Gougherty: BIN is on many stations coast to coast, how is local news, weather coordinated and communicated to all the various platforms from the iHeartRadio apps, smart TV, smart speakers, etc. and over the airwaves?
Myers: The Black Information Network is growing daily and we are absolutely excited to bring local coverage to each of those communities. We have a team of reporters who are dedicated to researching and telling the stories that impact residents in their neighborhoods. When curating the local segments, the Black Information Network homes in on state, city, municipal politics and laws that effect their everyday lives. We also make sure we provide resources that residents can use to benefit their quality of life and empower them to strengthen their communities to generate positive outcomes. We have a wonderful partnership with Total Traffic and Weather Network (TTWN) and they have a stellar team of reporters who accurately deliver traffic and weather updates to our markets.

Gougherty: Do you have a news assignment desk?
Myers: We definitely have an assignment desk, but our anchors are the real drivers of sourcing news content. Once our daily editorial meeting is completed, stories are assigned based on block type. We cover news, entertainment, sports, and money. We are also fortunate to air commentaries from Roland S. Martin and Mo Kelley that focus on the liberal perspective. Additionally, since Black folks are not monolithic, we are also air conservative commentaries from Black talk show host James T. Harris.

Gougherty: Can you tell us about feature stories? Especially the good news stories that happen often in Black communities that are often overlooked in mainstream media.
Myers: There are so many “good news” stories that are overlooked and I’m so glad that we get the opportunity to showcase the Black community in such a positive light. My hope is that sharing these types of stories with our audience will inspire others to greatness and let them know that they too can succeed or become a positive leader in their communities. We also have a feature called “That’s A Fact” — where we applaud the accomplishments of Black people throughout history and those who are making history today. It’s important for our audience to know how wonderfully talented Black people are and the positive innovating things we have contributed to the world at large.

[See More Interviews With Suzanne Gougherty]

Gougherty: How do you assess the end of a news cycle day?
Myers: Ha! The news never ends. We are a 24/7 news network and the word operates on the same clock — news never sleeps.

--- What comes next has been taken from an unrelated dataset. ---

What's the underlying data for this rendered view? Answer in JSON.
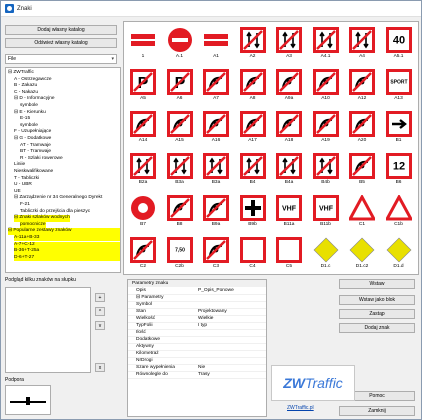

Gougherty: What experience and understanding of the news industry did you have before joining BIN and how did it assist with the launch of BIN?
Myers: I’ve worked in traditional newsrooms before, but I think the most relevant experience of my career was the 16 years I spent with Tom Joyner. I’m originally from Phoenix, Ariz., and when growing up the Black population was below 10% so there weren’t very many opportunities to learn about our history — just the basics that was taught in school books.

I always tell people that my HBCU is Tom Joyner University. While there I learned so much about who we are as Black people, our history, and the importance of pride in all we do. He also taught me the importance of telling our stories and being unapologetically Black. Tom values education, civil rights, economic empowerment and closing the gap in our health disparities; these are the lessons I take with me every day into the BIN newsroom. I will be forever grateful for the life and broadcast “pearls of wisdom” I learned from The Fly Jock. Without the TJMS experience, I’m not too sure I would have been able to help guide this network into its true purpose of telling our stories, in our voice, from our perspective.